Milton Wong awarded with Vancouver's highest honour, the Freedom of the City

Milton Wong was awarded the Freedom of the City award on August 1, 2011.

A generous and dedicated business leader

Born and raised in Vancouver, Mr. Wong embarked on a long and successful business career after graduating from the University of British Columbia. He founded his own investment firm, which was subsequently acquired by HSBC, where he served as chairman until his retirement.

Throughout his professional career, Mr. Wong has shown remarkable business acumen combined with a strong sense of social responsibility. He has made tremendous contributions to Vancouver across a wide spectrum of fields – finance, arts and culture, sustainability, community development, multiculturalism, academia and philanthropy.

Tremendous contributions touched the lives of so many citizens

He founded the Laurier Institution, a national non-profit organization dedicated to the study of Canadian diversity. He was instrumental in the creation of the internationally renowned Canadian International Dragon Boat Festival, and has been a key fundraiser and advisor for Science World, the Salvation Army, Red Cross, BC Cancer Agency, and YMCA.

Mr. Wong also served as Chancellor of Simon Fraser University and his significant donation helped relocate the SFU School for Contemporary Arts to the Woodward’s redevelopment.

In recognition of his many achievements, Mr. Wong is also a recipient of the Order of Canada, the Order of British Columbia, and the City of Vancouver Civic Merit Award.

About the Freedom of the City award

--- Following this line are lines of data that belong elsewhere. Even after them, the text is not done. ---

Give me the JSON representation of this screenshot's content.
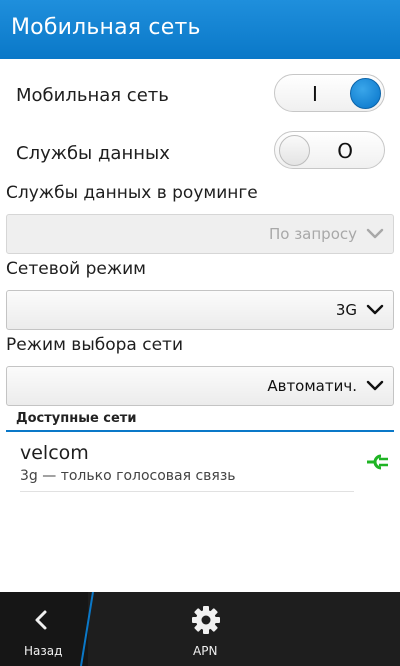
{
  "title_bar": {
    "title": "Мобильная сеть"
  },
  "toggles": {
    "mobile_network": {
      "label": "Мобильная сеть",
      "state_text": "I",
      "on": true
    },
    "data_services": {
      "label": "Службы данных",
      "state_text": "O",
      "on": false
    }
  },
  "roaming": {
    "label": "Службы данных в роуминге",
    "value": "По запросу",
    "enabled": false
  },
  "network_mode": {
    "label": "Сетевой режим",
    "value": "3G"
  },
  "selection_mode": {
    "label": "Режим выбора сети",
    "value": "Автоматич."
  },
  "available_networks": {
    "header": "Доступные сети",
    "items": [
      {
        "name": "velcom",
        "description": "3g — только голосовая связь",
        "icon": "connected-plug-icon"
      }
    ]
  },
  "action_bar": {
    "back_label": "Назад",
    "apn_label": "APN"
  },
  "colors": {
    "accent": "#0a78c8",
    "connected": "#1fb424",
    "bar": "#1e1e1e"
  }
}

The Freedom of the City is the highest award given by the City of Vancouver. The City grants the award only in exceptional cases to individuals of the highest merit. The recipient is usually someone who has gained national and international acclaim in the arts, business, or philanthropy, and who has brought recognition to Vancouver through his or her achievements.

The City began honouring individuals with the Freedom of the City Award in 1936.

Recipients of the award are recognized during a special ceremony at Council, which consists of the reading and presentation of a framed scroll, the Freedom Medal, and a decal that permits free parking at City parking meters. Recipients have their names inscribed in the Book of Freedoms and are entitled to be called Freeman of the City of Vancouver.

Members of City Council nominate individuals for the award. According to the Vancouver Charter (Section 205), these nominations must be approved by unanimous vote of Council.